START MATERIAL FOR THIS TASK
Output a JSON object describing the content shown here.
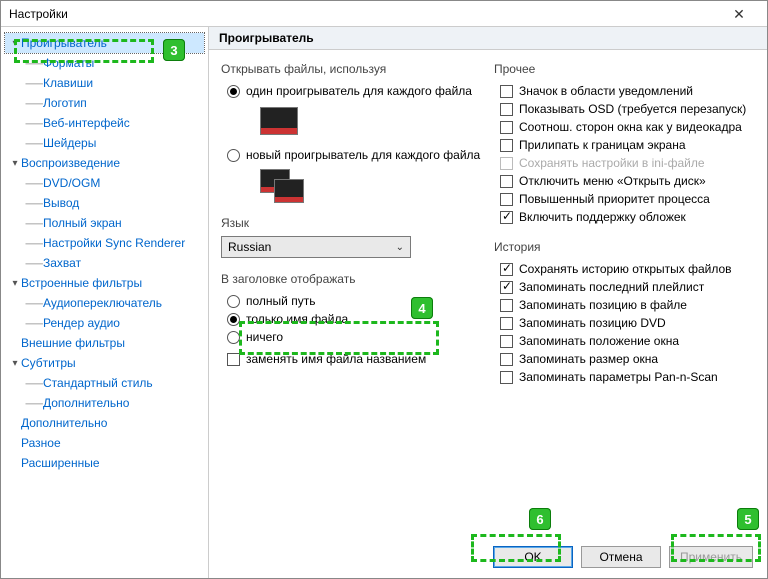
{
  "window": {
    "title": "Настройки",
    "close": "✕"
  },
  "header": {
    "section": "Проигрыватель"
  },
  "sidebar": {
    "root": [
      {
        "label": "Проигрыватель",
        "selected": true,
        "children": [
          {
            "label": "Форматы"
          },
          {
            "label": "Клавиши"
          },
          {
            "label": "Логотип"
          },
          {
            "label": "Веб-интерфейс"
          },
          {
            "label": "Шейдеры"
          }
        ]
      },
      {
        "label": "Воспроизведение",
        "expanded": true,
        "children": [
          {
            "label": "DVD/OGM"
          },
          {
            "label": "Вывод"
          },
          {
            "label": "Полный экран"
          },
          {
            "label": "Настройки Sync Renderer"
          },
          {
            "label": "Захват"
          }
        ]
      },
      {
        "label": "Встроенные фильтры",
        "expanded": true,
        "children": [
          {
            "label": "Аудиопереключатель"
          },
          {
            "label": "Рендер аудио"
          }
        ]
      },
      {
        "label": "Внешние фильтры"
      },
      {
        "label": "Субтитры",
        "expanded": true,
        "children": [
          {
            "label": "Стандартный стиль"
          },
          {
            "label": "Дополнительно"
          }
        ]
      },
      {
        "label": "Дополнительно"
      },
      {
        "label": "Разное"
      },
      {
        "label": "Расширенные"
      }
    ]
  },
  "open_files": {
    "group": "Открывать файлы, используя",
    "opt1": "один проигрыватель для каждого файла",
    "opt2": "новый проигрыватель для каждого файла",
    "selected": 0
  },
  "language": {
    "group": "Язык",
    "value": "Russian"
  },
  "title_display": {
    "group": "В заголовке отображать",
    "opt1": "полный путь",
    "opt2": "только имя файла",
    "opt3": "ничего",
    "selected": 1,
    "replace": "заменять имя файла названием",
    "replace_checked": false
  },
  "misc": {
    "group": "Прочее",
    "items": [
      {
        "label": "Значок в области уведомлений",
        "checked": false
      },
      {
        "label": "Показывать OSD (требуется перезапуск)",
        "checked": false
      },
      {
        "label": "Соотнош. сторон окна как у видеокадра",
        "checked": false
      },
      {
        "label": "Прилипать к границам экрана",
        "checked": false
      },
      {
        "label": "Сохранять настройки в ini-файле",
        "checked": false,
        "disabled": true
      },
      {
        "label": "Отключить меню «Открыть диск»",
        "checked": false
      },
      {
        "label": "Повышенный приоритет процесса",
        "checked": false
      },
      {
        "label": "Включить поддержку обложек",
        "checked": true
      }
    ]
  },
  "history": {
    "group": "История",
    "items": [
      {
        "label": "Сохранять историю открытых файлов",
        "checked": true
      },
      {
        "label": "Запоминать последний плейлист",
        "checked": true
      },
      {
        "label": "Запоминать позицию в файле",
        "checked": false
      },
      {
        "label": "Запоминать позицию DVD",
        "checked": false
      },
      {
        "label": "Запоминать положение окна",
        "checked": false
      },
      {
        "label": "Запоминать размер окна",
        "checked": false
      },
      {
        "label": "Запоминать параметры Pan-n-Scan",
        "checked": false
      }
    ]
  },
  "buttons": {
    "ok": "OK",
    "cancel": "Отмена",
    "apply": "Применить"
  },
  "annotations": {
    "n3": "3",
    "n4": "4",
    "n5": "5",
    "n6": "6"
  }
}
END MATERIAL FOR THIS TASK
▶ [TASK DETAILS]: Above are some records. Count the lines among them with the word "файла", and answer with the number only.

▶ [RESPONSE TO THE TASK]: 4